Hello Primefac. Thank you for your time; please do not confuse our frustration with lack of appreciation! I would just like to comment that the deletion discussion you refer to seems to be for a different article, since the draft I refer to was first submitted in March 2015. Interestingly, it seems that the redirect was lifted some time this month or last month. Andre Xuereb (talk) 15:00, 27 July 2015 (UTC)
Not to split hairs (since obviously there's a three year difference), but looking at the pre-AfD page it's the same subject. The result of an AfD applies to the subject as a whole, not the writing in the article itself, which is why it's necessary to compare those concerns with the new draft. I believe that someone recently saw the draft and thought that the result of the AfD was no longer valid (there is no "block" on someone going against an AfD discussion, and unless someone notices that an editor has slipped it in there, some changes can last for years). Primefac (talk) 15:15, 27 July 2015 (UTC)
Primefac: Understood, but I wish that whoever takes this case up notes the following points: (i) The 2012 article does not include much in the way of mainstream content, whereas the 2015 version significantly improves this, and indeed include many peer-reviewed references from a multiplicity of groups; (ii) the current situation is that Wikipedia seems to accept that "quantum thermodynamics" is distinct from "quantum statistical mechanics," because the article is now a stand-alone one, albeit a stub, but the editors are refusing that the content from the draft, which is largely a summary of peer-reviewed content taken from what is accepted in the field as "quantum thermodynamics" literature (too many sources to list, but I would take it that most physicists are familiar with Physical Review Letters, Physical Review A, Nature Physics, New Journal of Physics, etc., and their high standards), fashioned into a coherent article, replaces this stub; (iii) no one is in any way advocating that the article is not in need of editing. In particular, point (ii) changed quite recently and seems to me to have shifted the discussion away from the subject and towards the content of the draft. Andre Xuereb (talk) 13:51, 28 July 2015 (UTC)
Yes check.svg Done. Primefac (talk) 12:31, 31 July 2015 (UTC)

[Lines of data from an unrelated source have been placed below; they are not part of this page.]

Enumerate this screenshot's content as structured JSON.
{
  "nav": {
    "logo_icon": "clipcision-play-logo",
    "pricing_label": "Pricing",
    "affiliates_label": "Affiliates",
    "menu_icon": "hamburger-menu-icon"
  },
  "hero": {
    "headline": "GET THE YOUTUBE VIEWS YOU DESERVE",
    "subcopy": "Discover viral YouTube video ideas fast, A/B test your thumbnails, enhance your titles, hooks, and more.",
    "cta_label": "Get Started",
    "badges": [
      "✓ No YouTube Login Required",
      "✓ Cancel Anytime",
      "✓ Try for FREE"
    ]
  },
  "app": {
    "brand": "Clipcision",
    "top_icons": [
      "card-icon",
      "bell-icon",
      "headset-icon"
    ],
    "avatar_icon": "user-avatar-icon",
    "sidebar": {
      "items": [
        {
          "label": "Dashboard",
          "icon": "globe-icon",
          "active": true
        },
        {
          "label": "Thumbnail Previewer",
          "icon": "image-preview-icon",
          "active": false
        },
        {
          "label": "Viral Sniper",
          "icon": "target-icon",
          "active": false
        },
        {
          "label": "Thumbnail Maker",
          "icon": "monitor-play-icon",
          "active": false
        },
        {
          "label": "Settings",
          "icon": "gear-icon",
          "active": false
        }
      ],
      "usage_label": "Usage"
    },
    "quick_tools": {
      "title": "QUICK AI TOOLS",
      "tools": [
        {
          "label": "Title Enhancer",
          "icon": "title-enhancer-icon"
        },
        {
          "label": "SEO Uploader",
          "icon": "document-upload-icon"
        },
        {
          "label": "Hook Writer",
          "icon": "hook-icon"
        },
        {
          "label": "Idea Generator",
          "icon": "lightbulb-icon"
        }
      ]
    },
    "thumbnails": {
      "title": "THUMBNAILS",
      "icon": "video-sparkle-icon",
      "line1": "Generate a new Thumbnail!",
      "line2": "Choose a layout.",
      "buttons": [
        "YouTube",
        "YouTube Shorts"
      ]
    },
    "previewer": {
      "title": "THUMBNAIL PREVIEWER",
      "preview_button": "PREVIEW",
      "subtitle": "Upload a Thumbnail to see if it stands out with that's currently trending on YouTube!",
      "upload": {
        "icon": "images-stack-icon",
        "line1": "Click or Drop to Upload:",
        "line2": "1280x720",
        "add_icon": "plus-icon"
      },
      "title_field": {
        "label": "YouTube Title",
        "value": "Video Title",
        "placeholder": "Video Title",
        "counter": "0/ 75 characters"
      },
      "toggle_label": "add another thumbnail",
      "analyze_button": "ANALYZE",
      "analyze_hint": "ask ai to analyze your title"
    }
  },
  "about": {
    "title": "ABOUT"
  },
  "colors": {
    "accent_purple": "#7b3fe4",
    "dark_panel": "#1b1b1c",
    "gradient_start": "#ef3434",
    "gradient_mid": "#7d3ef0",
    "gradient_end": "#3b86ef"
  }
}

AfC submission 28/07[edit]

See Draft:Weyl semimetal. Thank you, FoCuSandLeArN (talk) 18:56, 28 July 2015 (UTC)

It seems like a nice article, certainly well-referenced and has nice diagrams (the first diagram could have clearer labeling for the "Fermi arc", but its not a big deal). No expert on the topic, but it could be launched into mainspace for physicists to edit. M∧Ŝc2ħεИτlk 21:40, 31 July 2015 (UTC)
This draft has been accepted. Primefac (talk) 21:50, 31 July 2015 (UTC)


Anyone interested in Lagrangian mechanics and field theory may want to see this, since it will affect a number of articles. M∧Ŝc2ħεИτlk 21:45, 31 July 2015 (UTC)

Rainbow Gravity theory / "Path of Balance Project"[edit]

Would someone familiar with the subject matter please take a look at this edit to Rainbow Gravity theory and determine whether it is appropriate? Thanks. TJRC (talk) 19:54, 3 August 2015 (UTC)